Reducing our functional footprint to a multifunctional yet practical space was able to happen thanks to a shell of a retro caravan.  As our home-away-from-home, we not only gained the mobility and flexibility we needed, but it gave us the ability to park it on the site of one of our current projects – the Hyundai Marine Sports Centre, in Okahu Bay, Auckland.

To adapt the interiors of the caravan into an office, we stripped it down and implemented a ceiling installation of recycled paper and soft furnishings. As for our work tools, due to the reduced space, we kept only the essentials: computers, chairs, an office plant and a coffee station. The desks were made of cardboard, allowing them to fold and refold as needed.

The experiment was revealing – closer collaboration, greater sharing of ideas, clearer observations and interactions with those in and around our site. And illustrated to us that we can enact on an idea based on saying: Why Not!?

106 Architects | Gone Mobile from 106 Architects on Vimeo.

Learn to Ride Track – Avondale

106 Architects provided a professional design and project management service for Auckland Council’s Whau Local Board, as part of a long-term community development plan.
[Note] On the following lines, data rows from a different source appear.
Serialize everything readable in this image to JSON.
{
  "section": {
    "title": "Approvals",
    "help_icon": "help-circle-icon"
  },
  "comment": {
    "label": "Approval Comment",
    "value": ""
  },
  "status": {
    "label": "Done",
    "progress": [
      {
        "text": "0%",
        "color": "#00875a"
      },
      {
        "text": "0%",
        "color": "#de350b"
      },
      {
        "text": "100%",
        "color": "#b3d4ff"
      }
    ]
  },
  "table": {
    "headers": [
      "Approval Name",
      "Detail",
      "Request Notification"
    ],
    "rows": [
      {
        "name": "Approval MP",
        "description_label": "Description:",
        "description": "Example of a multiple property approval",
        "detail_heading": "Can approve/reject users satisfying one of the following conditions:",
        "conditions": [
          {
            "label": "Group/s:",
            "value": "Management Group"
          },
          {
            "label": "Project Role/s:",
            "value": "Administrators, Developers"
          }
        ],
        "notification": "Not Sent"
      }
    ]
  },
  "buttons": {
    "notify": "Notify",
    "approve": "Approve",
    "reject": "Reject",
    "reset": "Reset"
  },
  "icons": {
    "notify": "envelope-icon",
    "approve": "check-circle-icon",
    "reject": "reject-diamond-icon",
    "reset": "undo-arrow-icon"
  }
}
The vision was to re-activate an existing site and turn it into an “activity hub”. A “Learn to Ride” zone was the first stage for this community development. The idea was to provide multiple areas and zones for passive and formal learning activities.


  • Resene Colour Award Winner – Landscape category.
  • Unused sports surfaces were sustainably repurposed into active recreation play space.
  • An informal play area development was chosen as a more effective approach compared to restrictive traditional rectangular box field designs.
  • The use of colour and pattern weave character into the play spaces reflective of the local community stories and culture.

The Boroughs Basketball – Auckland

106 Architects | The Boroughs Basketball

“Street basketball is a sport ingrained in the culture of growing up in North America. For kids growing up in the city, it is a way of life. It is the bastion of everything that is great about impromptu, unstructured sport.” (Spark Project Overview).

106 Architects provided professional design services for The Boroughs community project – an initiative driven by Spark, with Auckland Council support. The Boroughs concept aims to build upon the outdoor basketball court infrastructure that is currently provided by Council for the people of Auckland.

The project involves investment for the refurbishment of existing courts and establishment of new courts in five “Borough” locations across Auckland. The action and rich legacy of outdoor hoops in the U.S. is being transported to New Zealand to create a culture of community involvement and ‘pick-up play’.

The concept was based around the question of: “How can we create a better multi-purpose community experience from our facilities”. The approach was to see what would happen when we merged and integrated the various zones that make up our play and non-play areas. We explored the use of typical play space (a basketball court) and considered it in a variety of operational modes (day-to-day, and event modes) to create a new model in which passive and organised activities – as well as specific events – can take place at a single facility.

The design outcome revolved around the mix of four separate zones (the ‘play’ zone and three ‘beyond play’ zones). All zones were considered social zones that could contribute to the social and community network.

The Boroughs urban basketball project allowed us to consider the standard components that make up a recreational and sports environment and present them in a way that creates a new precinct and enhances the social and community network.